▶ DESCRIPTION OF THE TASK:
Work through the material below and tally the lines holding "items"; only the tally should be returned.
* * * * * * * * *
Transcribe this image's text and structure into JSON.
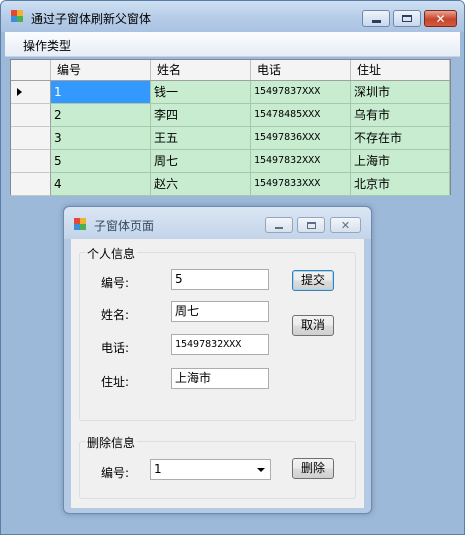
{
  "window": {
    "title": "通过子窗体刷新父窗体",
    "controls": {
      "minimize_icon": "minimize-icon",
      "maximize_icon": "maximize-icon",
      "close_icon": "close-icon"
    }
  },
  "menu": {
    "items": [
      {
        "label": "操作类型"
      }
    ]
  },
  "grid": {
    "columns": [
      "编号",
      "姓名",
      "电话",
      "住址"
    ],
    "rows": [
      {
        "id": "1",
        "name": "钱一",
        "phone": "15497837XXX",
        "address": "深圳市"
      },
      {
        "id": "2",
        "name": "李四",
        "phone": "15478485XXX",
        "address": "乌有市"
      },
      {
        "id": "3",
        "name": "王五",
        "phone": "15497836XXX",
        "address": "不存在市"
      },
      {
        "id": "5",
        "name": "周七",
        "phone": "15497832XXX",
        "address": "上海市"
      },
      {
        "id": "4",
        "name": "赵六",
        "phone": "15497833XXX",
        "address": "北京市"
      }
    ],
    "selected_row": 0,
    "current_row_icon": "row-pointer-icon"
  },
  "child": {
    "title": "子窗体页面",
    "personal_group": {
      "legend": "个人信息",
      "id_label": "编号:",
      "id_value": "5",
      "name_label": "姓名:",
      "name_value": "周七",
      "phone_label": "电话:",
      "phone_value": "15497832XXX",
      "address_label": "住址:",
      "address_value": "上海市",
      "submit_label": "提交",
      "cancel_label": "取消"
    },
    "delete_group": {
      "legend": "删除信息",
      "id_label": "编号:",
      "id_selected": "1",
      "delete_label": "删除"
    }
  },
  "colors": {
    "row_green": "#c8eccf",
    "selection_blue": "#3399ff",
    "desktop_blue": "#9db9d9",
    "close_red": "#c6452d"
  }
}
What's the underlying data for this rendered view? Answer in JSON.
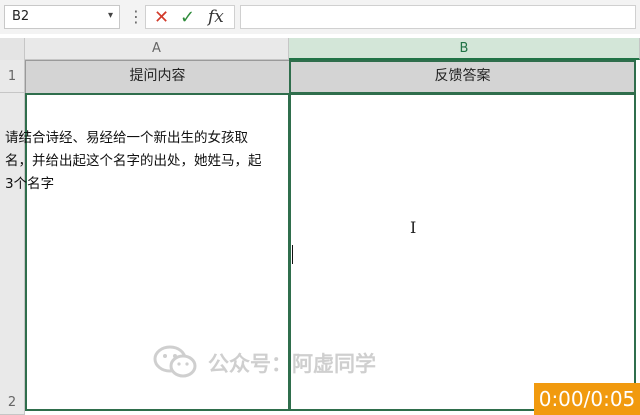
{
  "formula_bar": {
    "name_box": "B2",
    "cancel_icon": "cross-icon",
    "enter_icon": "check-icon",
    "function_label": "fx",
    "formula_value": ""
  },
  "columns": [
    "A",
    "B"
  ],
  "rows": [
    "1",
    "2"
  ],
  "cells": {
    "A1": "提问内容",
    "B1": "反馈答案",
    "A2": "请结合诗经、易经给一个新出生的女孩取名，并给出起这个名字的出处，她姓马，起3个名字",
    "B2": ""
  },
  "watermark": "公众号：阿虚同学",
  "video_timer": "0:00/0:05",
  "colors": {
    "selection_border": "#2f6e4c",
    "header_fill": "#d4d4d4",
    "timer_bg": "#f19a0e",
    "cancel": "#d23a2a",
    "enter": "#2e8b3a"
  }
}
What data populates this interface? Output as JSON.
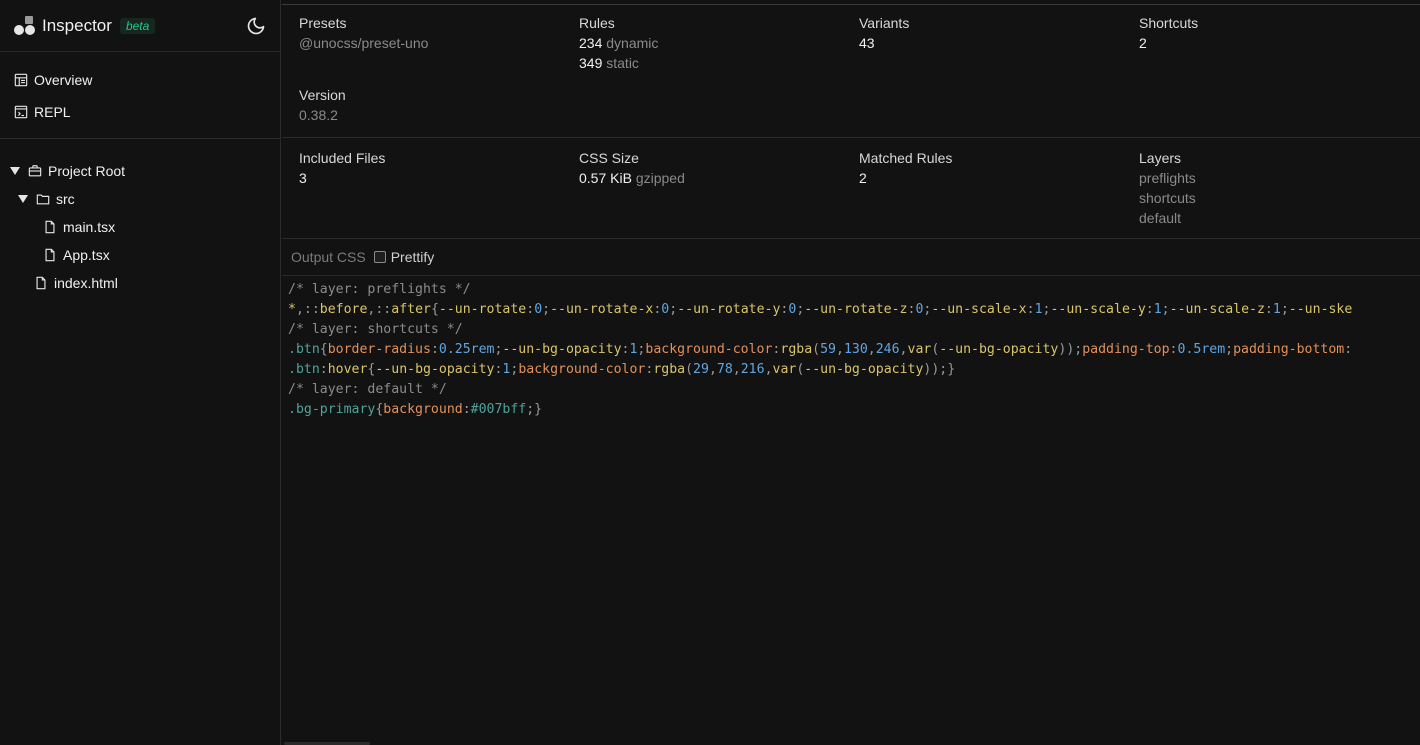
{
  "sidebar": {
    "brand_title": "Inspector",
    "brand_badge": "beta",
    "nav": [
      {
        "label": "Overview",
        "icon": "overview-icon"
      },
      {
        "label": "REPL",
        "icon": "repl-icon"
      }
    ],
    "tree": {
      "root": "Project Root",
      "src": "src",
      "files_src": [
        "main.tsx",
        "App.tsx"
      ],
      "root_file": "index.html"
    }
  },
  "stats": {
    "presets": {
      "label": "Presets",
      "value": "@unocss/preset-uno"
    },
    "rules": {
      "label": "Rules",
      "dynamic_count": "234",
      "dynamic_label": "dynamic",
      "static_count": "349",
      "static_label": "static"
    },
    "variants": {
      "label": "Variants",
      "value": "43"
    },
    "shortcuts": {
      "label": "Shortcuts",
      "value": "2"
    },
    "version": {
      "label": "Version",
      "value": "0.38.2"
    },
    "included_files": {
      "label": "Included Files",
      "value": "3"
    },
    "css_size": {
      "label": "CSS Size",
      "value": "0.57 KiB",
      "suffix": "gzipped"
    },
    "matched_rules": {
      "label": "Matched Rules",
      "value": "2"
    },
    "layers": {
      "label": "Layers",
      "items": [
        "preflights",
        "shortcuts",
        "default"
      ]
    }
  },
  "output": {
    "label": "Output CSS",
    "prettify_label": "Prettify",
    "prettify_checked": false
  },
  "code": {
    "comment_preflights": "/* layer: preflights */",
    "comment_shortcuts": "/* layer: shortcuts */",
    "comment_default": "/* layer: default */"
  },
  "colors": {
    "background": "#121212",
    "accent": "#22c38e"
  }
}
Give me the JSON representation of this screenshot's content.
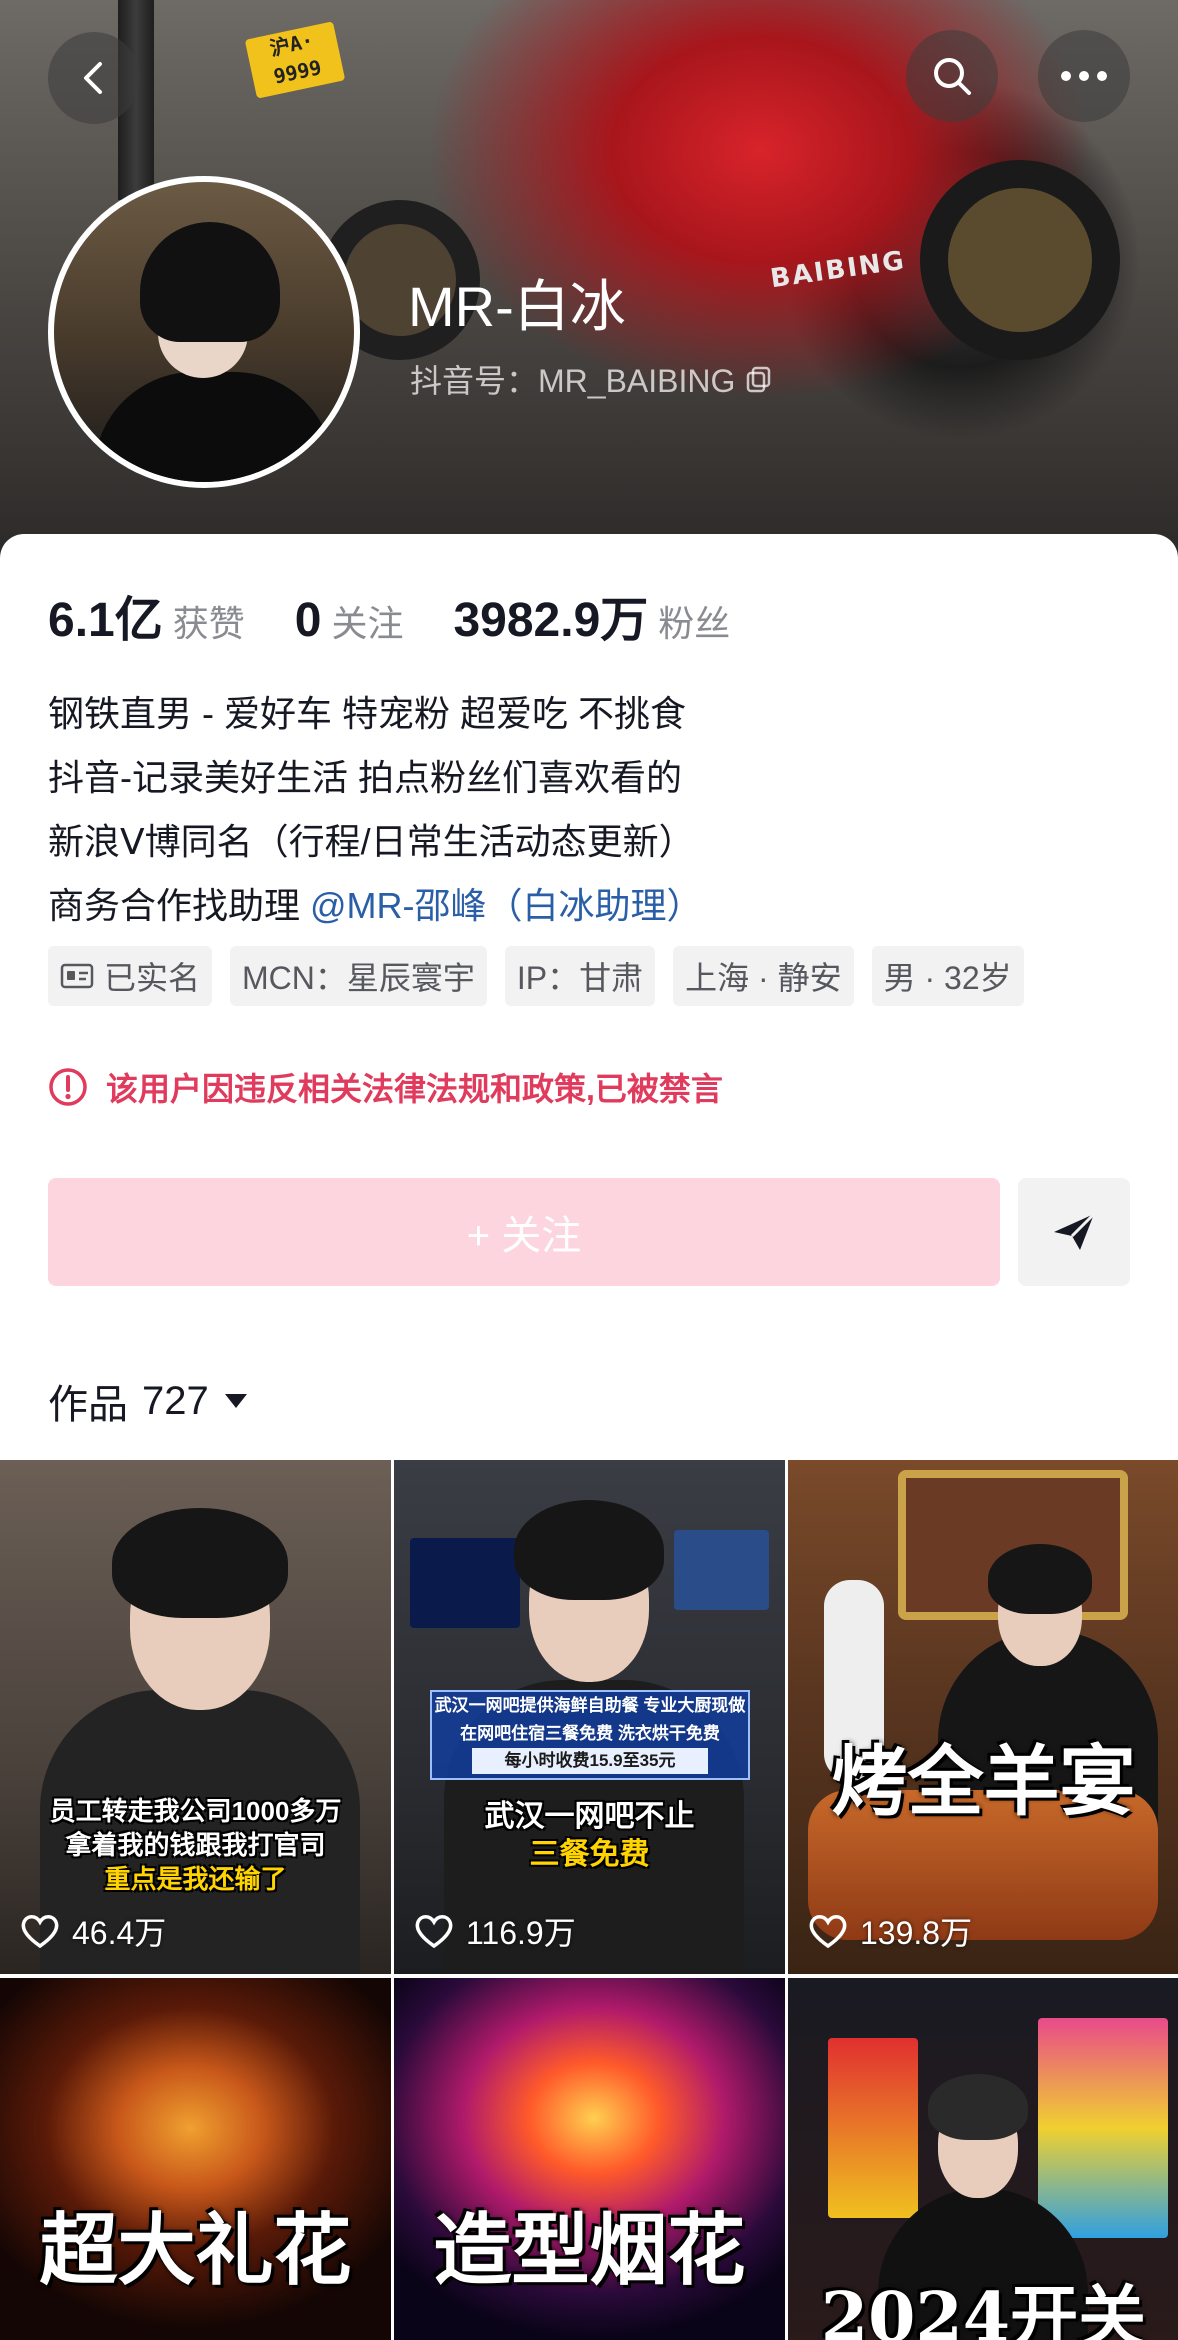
{
  "header": {
    "back_icon": "chevron-left-icon",
    "search_icon": "search-icon",
    "more_icon": "more-dots-icon",
    "nickname": "MR-白冰",
    "account_id": "抖音号：MR_BAIBING",
    "cover_plate": "沪A·\n9999",
    "cover_brand": "BAIBING"
  },
  "stats": [
    {
      "value": "6.1亿",
      "label": "获赞"
    },
    {
      "value": "0",
      "label": "关注"
    },
    {
      "value": "3982.9万",
      "label": "粉丝"
    }
  ],
  "bio": {
    "line1": "钢铁直男 - 爱好车 特宠粉 超爱吃 不挑食",
    "line2": "抖音-记录美好生活 拍点粉丝们喜欢看的",
    "line3": "新浪Ⅴ博同名（行程/日常生活动态更新）",
    "line4_prefix": "商务合作找助理 ",
    "line4_mention": "@MR-邵峰（白冰助理）"
  },
  "tags": [
    "已实名",
    "MCN：星辰寰宇",
    "IP：甘肃",
    "上海 · 静安",
    "男 · 32岁"
  ],
  "ban_notice": "该用户因违反相关法律法规和政策,已被禁言",
  "follow_button": "+ 关注",
  "works": {
    "title": "作品",
    "count": "727"
  },
  "videos": [
    {
      "caption1": "员工转走我公司1000多万",
      "caption2": "拿着我的钱跟我打官司",
      "caption3": "重点是我还输了",
      "likes": "46.4万"
    },
    {
      "banner1": "武汉一网吧提供海鲜自助餐 专业大厨现做",
      "banner2": "在网吧住宿三餐免费 洗衣烘干免费",
      "banner3": "每小时收费15.9至35元",
      "caption1": "武汉一网吧不止",
      "caption2": "三餐免费",
      "likes": "116.9万"
    },
    {
      "title": "烤全羊宴",
      "likes": "139.8万"
    },
    {
      "title": "超大礼花"
    },
    {
      "title": "造型烟花"
    },
    {
      "title": "2024开关"
    }
  ],
  "colors": {
    "accent_pink": "#fcd5de",
    "ban_red": "#e03a5c",
    "mention_blue": "#2a5fa7"
  }
}
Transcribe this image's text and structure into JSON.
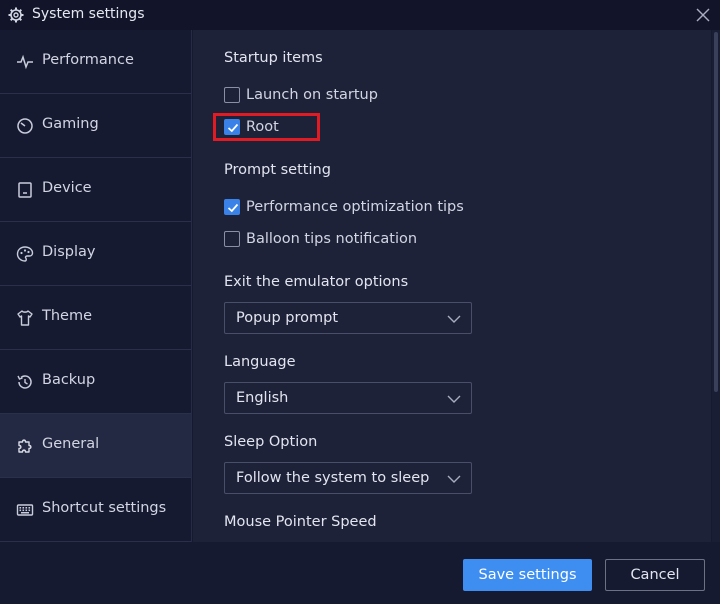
{
  "window": {
    "title": "System settings"
  },
  "sidebar": {
    "items": [
      {
        "label": "Performance",
        "icon": "activity-icon"
      },
      {
        "label": "Gaming",
        "icon": "gauge-icon"
      },
      {
        "label": "Device",
        "icon": "phone-icon"
      },
      {
        "label": "Display",
        "icon": "palette-icon"
      },
      {
        "label": "Theme",
        "icon": "shirt-icon"
      },
      {
        "label": "Backup",
        "icon": "history-icon"
      },
      {
        "label": "General",
        "icon": "puzzle-icon",
        "active": true
      },
      {
        "label": "Shortcut settings",
        "icon": "keyboard-icon"
      }
    ]
  },
  "general": {
    "startup": {
      "title": "Startup items",
      "launch_on_startup": {
        "label": "Launch on startup",
        "checked": false
      },
      "root": {
        "label": "Root",
        "checked": true
      }
    },
    "prompt": {
      "title": "Prompt setting",
      "perf_tips": {
        "label": "Performance optimization tips",
        "checked": true
      },
      "balloon_tips": {
        "label": "Balloon tips notification",
        "checked": false
      }
    },
    "exit_options": {
      "title": "Exit the emulator options",
      "value": "Popup prompt"
    },
    "language": {
      "title": "Language",
      "value": "English"
    },
    "sleep": {
      "title": "Sleep Option",
      "value": "Follow the system to sleep"
    },
    "mouse_speed": {
      "title": "Mouse Pointer Speed"
    }
  },
  "footer": {
    "save_label": "Save settings",
    "cancel_label": "Cancel"
  },
  "colors": {
    "accent": "#3d8ef0",
    "highlight": "#e01b24",
    "background": "#1e2239",
    "sidebar": "#161a31"
  }
}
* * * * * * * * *
▶ COMPLETED TASK:
4